In 2019 and beyond, “Color of Education” will evolve into an annual summit as well as other statewide and regional gatherings, bringing together educators, policymakers, experts and other key stakeholders focused on achieving racial equity and eliminating racial disparities in education.
“Nikole Hannah-Jones is one of the country’s most respected and influential voices on issues of race and education and we’re thrilled to have her kick-off this new phase of our work to address the systemic inequities and barriers facing students of color in North Carolina,” said Keith Poston, President and Executive Director, Public School Forum of North Carolina.

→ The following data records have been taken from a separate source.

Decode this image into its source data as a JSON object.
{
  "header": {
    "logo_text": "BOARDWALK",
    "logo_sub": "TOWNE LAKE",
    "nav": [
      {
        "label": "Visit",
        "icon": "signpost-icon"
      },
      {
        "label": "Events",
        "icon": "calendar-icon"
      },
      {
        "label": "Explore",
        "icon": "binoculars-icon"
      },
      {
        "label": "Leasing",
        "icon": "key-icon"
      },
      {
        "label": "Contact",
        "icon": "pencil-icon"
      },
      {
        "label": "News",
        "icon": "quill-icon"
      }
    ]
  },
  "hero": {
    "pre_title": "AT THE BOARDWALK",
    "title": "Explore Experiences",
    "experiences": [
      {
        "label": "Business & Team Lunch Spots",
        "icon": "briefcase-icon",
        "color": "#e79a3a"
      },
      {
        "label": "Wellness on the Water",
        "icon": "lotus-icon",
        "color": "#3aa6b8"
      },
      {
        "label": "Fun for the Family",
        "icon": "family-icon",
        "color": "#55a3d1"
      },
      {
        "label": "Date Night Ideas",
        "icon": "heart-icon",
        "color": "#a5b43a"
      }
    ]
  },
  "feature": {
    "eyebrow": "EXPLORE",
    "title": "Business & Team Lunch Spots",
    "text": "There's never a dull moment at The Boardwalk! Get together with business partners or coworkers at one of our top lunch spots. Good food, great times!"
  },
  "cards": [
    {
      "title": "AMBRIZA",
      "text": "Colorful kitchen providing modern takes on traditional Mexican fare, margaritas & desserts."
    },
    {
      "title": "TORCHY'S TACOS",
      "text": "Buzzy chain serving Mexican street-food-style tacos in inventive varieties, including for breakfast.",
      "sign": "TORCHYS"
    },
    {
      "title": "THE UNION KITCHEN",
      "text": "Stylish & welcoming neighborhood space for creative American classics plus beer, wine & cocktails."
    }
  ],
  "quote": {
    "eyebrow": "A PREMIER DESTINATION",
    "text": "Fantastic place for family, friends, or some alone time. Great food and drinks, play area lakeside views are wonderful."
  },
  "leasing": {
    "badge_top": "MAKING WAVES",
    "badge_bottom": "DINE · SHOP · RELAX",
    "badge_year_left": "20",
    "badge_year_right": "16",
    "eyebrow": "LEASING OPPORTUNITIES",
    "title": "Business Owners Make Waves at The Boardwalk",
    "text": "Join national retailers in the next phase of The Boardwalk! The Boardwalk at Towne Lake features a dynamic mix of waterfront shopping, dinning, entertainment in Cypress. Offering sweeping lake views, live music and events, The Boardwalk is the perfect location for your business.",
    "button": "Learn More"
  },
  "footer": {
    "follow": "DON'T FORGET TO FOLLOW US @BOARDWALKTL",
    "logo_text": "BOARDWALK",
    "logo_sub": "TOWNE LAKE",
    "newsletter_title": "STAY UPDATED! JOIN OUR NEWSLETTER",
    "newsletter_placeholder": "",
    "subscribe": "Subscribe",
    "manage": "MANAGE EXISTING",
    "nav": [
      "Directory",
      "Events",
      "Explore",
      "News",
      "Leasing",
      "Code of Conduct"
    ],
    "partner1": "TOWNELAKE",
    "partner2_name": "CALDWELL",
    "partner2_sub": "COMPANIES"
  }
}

“Nikole Hannah-Jones’ visit to campus is an exciting prelude to the conversations we hope to continue in our Color of Education partnership,” said Frederick Mayer, Director of Duke Policy Bridge at the Sanford School. “We are looking forward to this unique opportunity to engage the Sanford School and broader Duke community around this important issue in our state.”
“We are excited to have Nikole Hannah-Jones kick off the Color of Education convening,” said Professor William A. Darity, Jr, founding director of the Cook Center. “Her work on historical and contemporary barriers to educational equity set the stage for critical conversations about race in North Carolina schools.”
“Through her investigative reporting, Nikole Hannah-Jones delves in to the context of racial disparities in education – particularly through frank examinations of who has access and who is denied access to resources and opportunities,” said Professor Keisha Bentley-Edwards, associate director of research for the Cook Center.
The impact of race in education was a central focus of the Public School Forum’s Study Group XVI: Expanding Education Opportunity in North Carolina. The Committee on Racial Equity’s findings and recommendations were published in October 2016. The committee covered issues such as resegregation, teacher diversity, discipline disparity and lack of access to advanced, more rigorous coursework for students of color.